* Problem description
List, from the lines below, each one with "name" in it.

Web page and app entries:
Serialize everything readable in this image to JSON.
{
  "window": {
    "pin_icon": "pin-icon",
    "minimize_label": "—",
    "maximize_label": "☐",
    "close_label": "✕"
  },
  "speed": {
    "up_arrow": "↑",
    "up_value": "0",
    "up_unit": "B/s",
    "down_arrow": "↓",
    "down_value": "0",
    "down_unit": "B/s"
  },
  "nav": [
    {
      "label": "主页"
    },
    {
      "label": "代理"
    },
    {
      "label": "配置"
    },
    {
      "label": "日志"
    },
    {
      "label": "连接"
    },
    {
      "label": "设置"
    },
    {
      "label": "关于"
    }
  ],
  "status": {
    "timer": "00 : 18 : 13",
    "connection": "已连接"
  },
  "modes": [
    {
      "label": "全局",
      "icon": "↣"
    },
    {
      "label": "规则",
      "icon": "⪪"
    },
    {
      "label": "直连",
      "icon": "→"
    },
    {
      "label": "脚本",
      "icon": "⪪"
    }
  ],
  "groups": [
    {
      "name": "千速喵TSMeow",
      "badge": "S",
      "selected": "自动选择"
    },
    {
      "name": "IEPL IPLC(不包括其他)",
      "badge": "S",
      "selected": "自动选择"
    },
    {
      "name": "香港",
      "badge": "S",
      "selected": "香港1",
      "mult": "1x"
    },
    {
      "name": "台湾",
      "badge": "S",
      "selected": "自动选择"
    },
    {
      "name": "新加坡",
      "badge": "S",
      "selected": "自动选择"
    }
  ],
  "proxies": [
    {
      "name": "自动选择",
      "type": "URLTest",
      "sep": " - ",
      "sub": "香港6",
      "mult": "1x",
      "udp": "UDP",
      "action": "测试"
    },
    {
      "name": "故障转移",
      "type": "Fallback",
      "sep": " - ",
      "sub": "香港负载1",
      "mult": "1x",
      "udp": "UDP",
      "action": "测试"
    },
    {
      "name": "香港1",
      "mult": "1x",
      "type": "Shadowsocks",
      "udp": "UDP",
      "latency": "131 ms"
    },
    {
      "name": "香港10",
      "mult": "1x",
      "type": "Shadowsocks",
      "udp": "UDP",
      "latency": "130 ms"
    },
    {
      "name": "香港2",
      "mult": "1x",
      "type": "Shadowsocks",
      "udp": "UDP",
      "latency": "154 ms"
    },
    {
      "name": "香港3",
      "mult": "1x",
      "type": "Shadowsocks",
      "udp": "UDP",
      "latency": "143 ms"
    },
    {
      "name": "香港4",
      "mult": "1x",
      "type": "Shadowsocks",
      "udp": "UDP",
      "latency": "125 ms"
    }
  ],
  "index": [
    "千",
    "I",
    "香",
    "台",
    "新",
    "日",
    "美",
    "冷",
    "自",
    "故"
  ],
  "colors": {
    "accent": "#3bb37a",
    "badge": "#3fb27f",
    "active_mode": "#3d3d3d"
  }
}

* Task response
      "name": "千速喵TSMeow",
      "name": "IEPL IPLC(不包括其他)",
      "name": "香港",
      "name": "台湾",
      "name": "新加坡",
      "name": "自动选择",
      "name": "故障转移",
      "name": "香港1",
      "name": "香港10",
      "name": "香港2",
      "name": "香港3",
      "name": "香港4",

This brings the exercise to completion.